Ditching old habits.
Another problem I see is the belief that if something worked a certain way or provided a relatively easy solution on Windows, then it ought to do the same on Linux as well. In a perfect world, this would be great. But these are two very different operating systems. Some Linux purists might even argue that these XP users have had it too easy. That the XP user is unwilling to learn anything new to better understand the Linux way of doing things, should the user wish to adopt a specific distribution. Often, the mindset that purists point to is referred to as a set of really bad Windows habits.
So what sort of poor habits have we become complacent with as Windows users that, frankly, are not going to fly nearly as well on the Linux desktop? Well, to name a few:
Know thy hardware. Without a doubt, the single biggest problem users have is trying to install or configure Linux on hardware built for Windows. It's a tired argument that is as applicable as whining about OS X not installing with a heavy configuration on a PC. The difference is, most Linux distros will install just fine on most common PCs. It is generally on Windows notebooks where users run into trouble with video/audio/wireless, although there are often work-arounds available despite this.
Accept that the software will look different from what you are used to. Because Linux software is often related to either the GNOME or KDE desktop environments that they operate in, often Linux applications will mirror the overall feel of these environments. Problems tend to arise when past XP users become frustrated to discover theyve lost some of the familiarity they once had with Windows after using Linux for any extended period of time.
Package managers are not the same as the old Install-Shield software installation you were once used to. And when trying to install software outside of official software repositories, its not totally unheard of to run into a dependency issue. And more often than not, this leads to frustration as it visually appears that the software installation is at fault based on this problem.
Overcoming potential problems and staying ahead of the curve.
Anyone who considers themselves a power user on the Windows front should not really find migrating all that difficult. The trick is accepting what I like to call 'Linux reality'. Once the user first understands and expects the challenges listed above, they begin the process of learning what works and what doesnt based on their needs, while the rest takes care of itself.
To get the end user started off right, I would recommend the following:
Learn where the provided documentation for your selected distribution is study it before asking for help.

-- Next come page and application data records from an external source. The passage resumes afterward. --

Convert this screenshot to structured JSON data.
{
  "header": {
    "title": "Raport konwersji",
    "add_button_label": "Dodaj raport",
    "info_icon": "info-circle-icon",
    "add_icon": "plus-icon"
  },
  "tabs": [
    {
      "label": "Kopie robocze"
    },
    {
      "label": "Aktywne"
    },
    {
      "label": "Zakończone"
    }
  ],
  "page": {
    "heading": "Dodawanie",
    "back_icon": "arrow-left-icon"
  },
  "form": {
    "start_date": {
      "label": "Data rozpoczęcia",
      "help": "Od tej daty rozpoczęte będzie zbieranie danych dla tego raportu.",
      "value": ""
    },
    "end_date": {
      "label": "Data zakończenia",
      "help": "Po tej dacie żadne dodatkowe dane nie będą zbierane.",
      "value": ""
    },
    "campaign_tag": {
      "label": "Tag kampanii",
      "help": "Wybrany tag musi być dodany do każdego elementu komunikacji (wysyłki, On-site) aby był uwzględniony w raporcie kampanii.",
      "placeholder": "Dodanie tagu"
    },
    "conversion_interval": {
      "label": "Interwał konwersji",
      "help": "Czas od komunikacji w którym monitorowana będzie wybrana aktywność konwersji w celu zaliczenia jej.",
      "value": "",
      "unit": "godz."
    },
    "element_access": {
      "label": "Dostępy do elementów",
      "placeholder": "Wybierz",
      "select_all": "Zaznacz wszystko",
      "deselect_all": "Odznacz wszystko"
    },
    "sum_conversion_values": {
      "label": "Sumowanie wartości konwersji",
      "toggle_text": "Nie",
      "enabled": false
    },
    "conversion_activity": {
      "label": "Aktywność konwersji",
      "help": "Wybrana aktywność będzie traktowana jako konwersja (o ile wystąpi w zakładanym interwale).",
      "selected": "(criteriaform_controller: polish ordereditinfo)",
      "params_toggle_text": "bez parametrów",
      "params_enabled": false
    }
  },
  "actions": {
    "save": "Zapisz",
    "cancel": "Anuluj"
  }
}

Make yourself known in the forums for your selected distribution after following through above. Also reciprocate with help whenever possible to keep the flow moving forward for everyone.